I had also experimented with “electronic music” (more exactly–“musique concrete”) of my own in 1958, when I composed two pieces of tape music for Anna Halperin’s modern dance group in Marin County, CA.
The works were performed at venues around San Francisco, and eventually the Experimental Music Pavilion at the Brussels World’s Fair. During this time Pieter also describes visiting Harry Partch’s Sausalito studio to study his invented instruments. Pieter goes on to mention his role in no less a project than the Cinerama film To The Moon and Beyond alongside visual effects specialists John Whitney Sr. and Douglas Trumbull:
Then, in 1963, I wound up composing a sequence of music concrete for an amazing double sized (square) 70mm film projected on a giant dome (like at a planetarium) at the [1964-65] World’s Fair in New York…
His own tape compositions make appearances in two of his films for Churchill: Drugs and the Nervous System, and in the concluding sequence of New Sounds In Music. A portion of a performance event with musicians and students involved in the Mills Tape Music Center at Mills College in Oakland, CA, engaged in a spontaneous and participatory composition using gigantic analog synthesizers, begins this final section of New Sounds In Music:
As noted in Churchill’s promotional flyer, above, several of the films in the series were released with an accompanying long playing record. While IULMIA isn’t fortunate enough to have a copy of any these records, evidence exists that copies of a New Sounds In Music record can be found. Among the tracks listed on the New Sounds record is a composition by Michael Tilson Thomas, which is conducted by the then-24-year-old composer in the film as well. Pieter writes:
At the time [Michael Tilson Thomas] was already conducting the Los Angeles Youth Orchestra (…) He also took [assistant director] Kent and I to his converted garage in Studio City, where he kept his piano. There, he performed some Liszt for us as well as some ‘prepared piano’ improvisations. We decided that the best thing Michael could do for us was to get hold of a percussionist friend of his with whom he could improvise an original piano/percussion duet for New Sounds In Music
Along with this original work, New Sounds shows Tilson Thomas executing a performance of the chance composition, “The Knight’s Tour” by Fredrick Lesemann, requiring a chessboard and an invented form of abstract-geometric musical notation. Rounding out this 23-minute survey of the late 60s Californian avant-garde are a number of performances using invented instruments, such as Harry Partch’s Chromelodeon and Diamond Marimba.
The number of memorable and historically significant performances included in the 5 titles of the music series are enough to merit broader appreciation for these nearly 50-year-old films. Through Pieter Van Deusen’s graciousness and generosity in telling the stories of their making and adding to our understanding of these films, it’s our hope here at IULMIA that greater awareness and interest in these films will soon follow.
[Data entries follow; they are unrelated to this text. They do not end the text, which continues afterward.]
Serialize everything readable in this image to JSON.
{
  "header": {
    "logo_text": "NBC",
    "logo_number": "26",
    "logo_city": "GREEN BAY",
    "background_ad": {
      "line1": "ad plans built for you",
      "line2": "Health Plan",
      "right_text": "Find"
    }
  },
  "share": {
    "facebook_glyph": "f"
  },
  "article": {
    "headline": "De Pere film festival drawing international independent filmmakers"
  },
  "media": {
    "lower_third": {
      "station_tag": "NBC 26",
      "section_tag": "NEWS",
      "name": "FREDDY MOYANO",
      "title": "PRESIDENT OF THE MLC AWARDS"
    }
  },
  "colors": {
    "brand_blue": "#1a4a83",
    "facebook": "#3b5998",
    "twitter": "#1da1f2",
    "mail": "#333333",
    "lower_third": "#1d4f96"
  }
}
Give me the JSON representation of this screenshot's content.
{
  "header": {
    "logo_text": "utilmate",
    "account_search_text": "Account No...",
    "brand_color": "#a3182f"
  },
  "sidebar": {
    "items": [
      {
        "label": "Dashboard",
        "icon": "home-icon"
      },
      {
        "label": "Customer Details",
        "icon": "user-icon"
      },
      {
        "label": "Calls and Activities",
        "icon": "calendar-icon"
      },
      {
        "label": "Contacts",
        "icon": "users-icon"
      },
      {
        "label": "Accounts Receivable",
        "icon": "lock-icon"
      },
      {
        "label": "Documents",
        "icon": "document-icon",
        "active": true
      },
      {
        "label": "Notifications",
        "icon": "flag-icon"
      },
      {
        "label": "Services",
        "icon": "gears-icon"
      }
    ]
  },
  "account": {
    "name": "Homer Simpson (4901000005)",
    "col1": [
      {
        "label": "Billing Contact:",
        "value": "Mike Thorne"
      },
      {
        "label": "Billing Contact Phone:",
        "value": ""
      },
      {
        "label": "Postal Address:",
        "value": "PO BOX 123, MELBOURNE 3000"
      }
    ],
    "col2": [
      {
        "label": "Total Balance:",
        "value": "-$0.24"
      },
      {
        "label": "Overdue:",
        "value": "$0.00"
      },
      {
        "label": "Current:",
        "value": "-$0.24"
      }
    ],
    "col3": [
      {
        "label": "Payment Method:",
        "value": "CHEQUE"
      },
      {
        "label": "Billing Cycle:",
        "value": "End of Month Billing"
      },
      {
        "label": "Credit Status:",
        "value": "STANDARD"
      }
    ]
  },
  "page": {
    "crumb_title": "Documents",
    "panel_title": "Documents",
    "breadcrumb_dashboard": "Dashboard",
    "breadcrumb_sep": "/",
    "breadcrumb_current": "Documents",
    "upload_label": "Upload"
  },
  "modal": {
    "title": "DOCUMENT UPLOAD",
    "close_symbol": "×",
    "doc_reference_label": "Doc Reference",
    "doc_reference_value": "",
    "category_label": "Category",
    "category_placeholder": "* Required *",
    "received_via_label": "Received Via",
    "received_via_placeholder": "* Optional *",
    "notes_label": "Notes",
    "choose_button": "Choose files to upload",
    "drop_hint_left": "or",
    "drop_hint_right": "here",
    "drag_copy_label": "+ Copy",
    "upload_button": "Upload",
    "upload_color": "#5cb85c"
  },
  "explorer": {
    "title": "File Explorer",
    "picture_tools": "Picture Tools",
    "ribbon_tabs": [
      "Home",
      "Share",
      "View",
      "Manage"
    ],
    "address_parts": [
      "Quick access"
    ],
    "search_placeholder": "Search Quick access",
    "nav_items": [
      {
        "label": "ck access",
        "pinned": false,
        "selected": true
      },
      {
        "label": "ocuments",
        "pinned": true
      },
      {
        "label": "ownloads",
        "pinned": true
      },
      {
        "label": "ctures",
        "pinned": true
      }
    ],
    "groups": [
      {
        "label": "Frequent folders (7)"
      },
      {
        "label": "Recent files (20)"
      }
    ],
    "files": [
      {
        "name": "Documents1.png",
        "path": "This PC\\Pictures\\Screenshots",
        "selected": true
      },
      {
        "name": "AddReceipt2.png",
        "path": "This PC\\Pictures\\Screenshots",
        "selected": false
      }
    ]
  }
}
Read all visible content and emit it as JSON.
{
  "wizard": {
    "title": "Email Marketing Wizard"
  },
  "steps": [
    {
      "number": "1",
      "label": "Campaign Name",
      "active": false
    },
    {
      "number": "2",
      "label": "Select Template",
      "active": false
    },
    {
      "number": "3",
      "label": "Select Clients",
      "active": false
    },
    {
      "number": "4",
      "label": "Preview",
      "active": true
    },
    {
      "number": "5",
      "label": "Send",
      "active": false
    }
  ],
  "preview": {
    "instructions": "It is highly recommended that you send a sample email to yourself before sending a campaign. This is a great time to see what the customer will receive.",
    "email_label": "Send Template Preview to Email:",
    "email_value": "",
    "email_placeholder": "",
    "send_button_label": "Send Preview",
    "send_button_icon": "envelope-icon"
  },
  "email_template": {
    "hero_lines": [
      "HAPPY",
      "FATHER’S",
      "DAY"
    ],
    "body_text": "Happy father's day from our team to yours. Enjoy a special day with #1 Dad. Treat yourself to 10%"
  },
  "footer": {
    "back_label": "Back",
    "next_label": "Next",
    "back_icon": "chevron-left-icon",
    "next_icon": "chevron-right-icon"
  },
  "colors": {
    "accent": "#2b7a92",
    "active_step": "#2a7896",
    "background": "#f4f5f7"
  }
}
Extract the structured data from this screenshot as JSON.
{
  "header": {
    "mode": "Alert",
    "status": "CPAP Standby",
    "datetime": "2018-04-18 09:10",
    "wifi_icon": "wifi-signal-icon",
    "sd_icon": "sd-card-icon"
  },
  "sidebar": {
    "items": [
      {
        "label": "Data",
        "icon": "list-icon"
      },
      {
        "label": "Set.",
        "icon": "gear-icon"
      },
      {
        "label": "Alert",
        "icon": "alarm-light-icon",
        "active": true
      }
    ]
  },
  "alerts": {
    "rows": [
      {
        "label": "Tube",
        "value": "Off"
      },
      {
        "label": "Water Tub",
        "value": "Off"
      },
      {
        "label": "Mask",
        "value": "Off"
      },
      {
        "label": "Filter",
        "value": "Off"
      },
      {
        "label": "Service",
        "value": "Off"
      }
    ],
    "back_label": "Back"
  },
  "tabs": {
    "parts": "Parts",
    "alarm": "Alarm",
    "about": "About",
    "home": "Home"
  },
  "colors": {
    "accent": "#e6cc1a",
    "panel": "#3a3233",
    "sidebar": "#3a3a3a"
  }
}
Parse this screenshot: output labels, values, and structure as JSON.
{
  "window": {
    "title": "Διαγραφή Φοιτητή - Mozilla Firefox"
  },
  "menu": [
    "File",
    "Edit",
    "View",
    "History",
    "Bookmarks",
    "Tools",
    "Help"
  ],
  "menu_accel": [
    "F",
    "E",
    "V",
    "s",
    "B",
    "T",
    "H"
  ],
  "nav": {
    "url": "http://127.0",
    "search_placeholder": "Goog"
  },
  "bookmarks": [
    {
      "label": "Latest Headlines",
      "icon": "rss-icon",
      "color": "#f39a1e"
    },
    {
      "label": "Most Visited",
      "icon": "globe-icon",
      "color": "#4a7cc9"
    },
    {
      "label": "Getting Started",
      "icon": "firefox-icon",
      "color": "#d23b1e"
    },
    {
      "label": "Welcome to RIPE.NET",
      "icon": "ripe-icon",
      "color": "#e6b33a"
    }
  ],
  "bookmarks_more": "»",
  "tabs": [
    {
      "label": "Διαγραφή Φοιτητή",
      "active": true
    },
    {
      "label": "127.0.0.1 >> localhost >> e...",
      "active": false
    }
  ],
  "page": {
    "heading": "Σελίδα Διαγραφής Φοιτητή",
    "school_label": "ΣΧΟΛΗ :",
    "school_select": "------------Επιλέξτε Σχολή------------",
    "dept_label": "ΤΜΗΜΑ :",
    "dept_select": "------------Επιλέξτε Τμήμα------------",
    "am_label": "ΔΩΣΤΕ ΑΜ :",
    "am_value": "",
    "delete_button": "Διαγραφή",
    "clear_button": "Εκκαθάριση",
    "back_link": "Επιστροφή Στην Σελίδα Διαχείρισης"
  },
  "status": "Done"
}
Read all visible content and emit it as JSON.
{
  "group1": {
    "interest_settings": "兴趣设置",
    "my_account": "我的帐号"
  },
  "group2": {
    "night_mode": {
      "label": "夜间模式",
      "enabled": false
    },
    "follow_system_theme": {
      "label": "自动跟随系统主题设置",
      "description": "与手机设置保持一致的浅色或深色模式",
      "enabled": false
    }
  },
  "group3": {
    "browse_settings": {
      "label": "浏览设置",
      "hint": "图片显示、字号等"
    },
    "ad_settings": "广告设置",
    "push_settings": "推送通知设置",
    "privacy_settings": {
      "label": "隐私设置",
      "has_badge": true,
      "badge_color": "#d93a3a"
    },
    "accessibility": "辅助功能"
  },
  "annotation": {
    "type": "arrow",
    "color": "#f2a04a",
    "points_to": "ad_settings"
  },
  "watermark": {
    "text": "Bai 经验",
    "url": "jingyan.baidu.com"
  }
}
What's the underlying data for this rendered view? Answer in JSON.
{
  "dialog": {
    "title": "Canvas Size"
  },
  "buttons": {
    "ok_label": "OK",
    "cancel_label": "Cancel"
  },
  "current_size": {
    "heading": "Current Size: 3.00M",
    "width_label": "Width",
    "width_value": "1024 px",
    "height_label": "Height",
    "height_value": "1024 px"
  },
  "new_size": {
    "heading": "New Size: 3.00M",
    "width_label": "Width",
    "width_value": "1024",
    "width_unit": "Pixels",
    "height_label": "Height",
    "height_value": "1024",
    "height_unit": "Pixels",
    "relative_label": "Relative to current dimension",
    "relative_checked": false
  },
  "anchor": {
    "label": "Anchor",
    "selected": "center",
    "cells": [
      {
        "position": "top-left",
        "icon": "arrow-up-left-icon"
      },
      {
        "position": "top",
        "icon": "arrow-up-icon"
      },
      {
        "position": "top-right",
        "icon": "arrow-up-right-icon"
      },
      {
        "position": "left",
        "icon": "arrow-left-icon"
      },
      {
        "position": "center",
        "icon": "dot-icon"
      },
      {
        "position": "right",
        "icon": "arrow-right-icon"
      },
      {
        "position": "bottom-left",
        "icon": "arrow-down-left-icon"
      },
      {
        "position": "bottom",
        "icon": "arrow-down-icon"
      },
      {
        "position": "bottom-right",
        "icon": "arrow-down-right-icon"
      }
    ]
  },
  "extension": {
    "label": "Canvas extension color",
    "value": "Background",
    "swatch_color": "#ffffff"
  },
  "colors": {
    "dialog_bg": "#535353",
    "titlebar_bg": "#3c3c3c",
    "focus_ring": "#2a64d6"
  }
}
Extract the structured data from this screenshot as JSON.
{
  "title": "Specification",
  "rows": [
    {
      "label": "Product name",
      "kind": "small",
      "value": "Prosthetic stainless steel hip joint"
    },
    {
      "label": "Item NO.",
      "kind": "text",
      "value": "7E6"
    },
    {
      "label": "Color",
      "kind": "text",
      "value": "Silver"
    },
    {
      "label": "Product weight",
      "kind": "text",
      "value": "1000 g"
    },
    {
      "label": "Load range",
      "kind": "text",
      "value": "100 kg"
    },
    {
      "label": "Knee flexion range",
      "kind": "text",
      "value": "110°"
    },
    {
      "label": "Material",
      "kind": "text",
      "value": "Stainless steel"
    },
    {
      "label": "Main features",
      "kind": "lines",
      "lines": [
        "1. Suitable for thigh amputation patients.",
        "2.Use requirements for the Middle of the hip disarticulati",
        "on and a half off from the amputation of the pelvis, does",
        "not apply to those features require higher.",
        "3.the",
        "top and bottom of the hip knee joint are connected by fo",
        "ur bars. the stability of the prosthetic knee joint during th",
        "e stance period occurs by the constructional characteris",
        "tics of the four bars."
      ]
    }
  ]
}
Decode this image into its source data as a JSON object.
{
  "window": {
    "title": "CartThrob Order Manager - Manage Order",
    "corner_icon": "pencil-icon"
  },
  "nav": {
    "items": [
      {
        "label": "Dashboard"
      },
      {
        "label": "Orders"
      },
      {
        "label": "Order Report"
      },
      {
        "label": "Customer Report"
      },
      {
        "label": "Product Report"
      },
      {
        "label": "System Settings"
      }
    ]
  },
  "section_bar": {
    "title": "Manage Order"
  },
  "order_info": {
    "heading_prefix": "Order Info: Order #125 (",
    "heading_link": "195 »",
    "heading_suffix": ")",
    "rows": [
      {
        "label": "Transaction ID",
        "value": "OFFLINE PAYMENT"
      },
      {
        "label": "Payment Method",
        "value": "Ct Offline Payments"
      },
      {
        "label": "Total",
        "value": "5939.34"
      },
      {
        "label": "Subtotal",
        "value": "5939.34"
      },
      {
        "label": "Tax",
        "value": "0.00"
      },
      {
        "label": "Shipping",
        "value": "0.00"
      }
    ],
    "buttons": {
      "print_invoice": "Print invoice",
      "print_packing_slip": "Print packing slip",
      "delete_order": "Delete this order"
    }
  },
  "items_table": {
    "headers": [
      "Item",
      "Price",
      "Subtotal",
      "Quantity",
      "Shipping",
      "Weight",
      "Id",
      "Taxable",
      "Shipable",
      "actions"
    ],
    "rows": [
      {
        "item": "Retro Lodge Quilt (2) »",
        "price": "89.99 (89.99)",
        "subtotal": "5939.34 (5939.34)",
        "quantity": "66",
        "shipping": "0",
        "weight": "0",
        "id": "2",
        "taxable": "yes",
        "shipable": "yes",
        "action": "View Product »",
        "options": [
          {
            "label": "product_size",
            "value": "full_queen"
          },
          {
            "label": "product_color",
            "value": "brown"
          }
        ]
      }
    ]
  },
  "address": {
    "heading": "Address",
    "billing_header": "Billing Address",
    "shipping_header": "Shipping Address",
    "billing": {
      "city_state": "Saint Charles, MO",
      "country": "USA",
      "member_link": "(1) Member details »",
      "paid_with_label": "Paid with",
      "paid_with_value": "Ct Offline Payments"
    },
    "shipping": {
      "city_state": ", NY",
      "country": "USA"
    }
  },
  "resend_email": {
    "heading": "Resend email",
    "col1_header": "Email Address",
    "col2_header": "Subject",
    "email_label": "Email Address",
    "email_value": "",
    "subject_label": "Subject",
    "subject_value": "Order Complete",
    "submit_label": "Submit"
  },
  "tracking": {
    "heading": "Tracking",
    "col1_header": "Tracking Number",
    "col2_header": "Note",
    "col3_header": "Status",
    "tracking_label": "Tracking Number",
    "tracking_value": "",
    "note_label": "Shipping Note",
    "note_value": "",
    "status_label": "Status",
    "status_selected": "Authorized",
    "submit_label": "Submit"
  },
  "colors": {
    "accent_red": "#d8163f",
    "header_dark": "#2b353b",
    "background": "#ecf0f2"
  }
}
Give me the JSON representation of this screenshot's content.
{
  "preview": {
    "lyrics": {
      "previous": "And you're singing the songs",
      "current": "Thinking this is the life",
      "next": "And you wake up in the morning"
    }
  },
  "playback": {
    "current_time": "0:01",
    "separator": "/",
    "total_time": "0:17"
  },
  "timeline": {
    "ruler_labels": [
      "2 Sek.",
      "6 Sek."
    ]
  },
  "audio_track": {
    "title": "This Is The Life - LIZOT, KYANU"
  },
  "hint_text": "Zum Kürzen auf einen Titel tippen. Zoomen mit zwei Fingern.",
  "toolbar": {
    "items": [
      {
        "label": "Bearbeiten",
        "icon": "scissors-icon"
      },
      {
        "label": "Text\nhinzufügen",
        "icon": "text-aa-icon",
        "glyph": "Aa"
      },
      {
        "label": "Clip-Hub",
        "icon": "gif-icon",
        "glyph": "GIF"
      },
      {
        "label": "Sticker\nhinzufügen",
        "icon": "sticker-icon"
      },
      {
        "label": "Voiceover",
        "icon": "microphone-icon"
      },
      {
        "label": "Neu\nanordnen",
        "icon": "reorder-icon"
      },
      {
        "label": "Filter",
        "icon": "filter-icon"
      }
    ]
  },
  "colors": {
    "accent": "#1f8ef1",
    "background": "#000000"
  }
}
The body of work that Pieter Van Deusen went on to produce with Churchill over the next 20 years is no less remarkable than the films of the music series. Some highlights include A Kite Story, made with Roberto Chavez (whose animation in What Is Music? was featured in our earlier post), and The Voyage of Odysseus, a 1980 adaptation of Homer narrated by actress Julie Harris, and laboriously animated in three dimensions on the sides of vases, in the style of ancient Athenian vase painting.
Pieter and his partner Leah Miller continue to work on films, recently completing a long awaited independent project Netherby Naps, written by Pieter and shot entirely with a handheld 35mm Bell & Howell eyemo camera.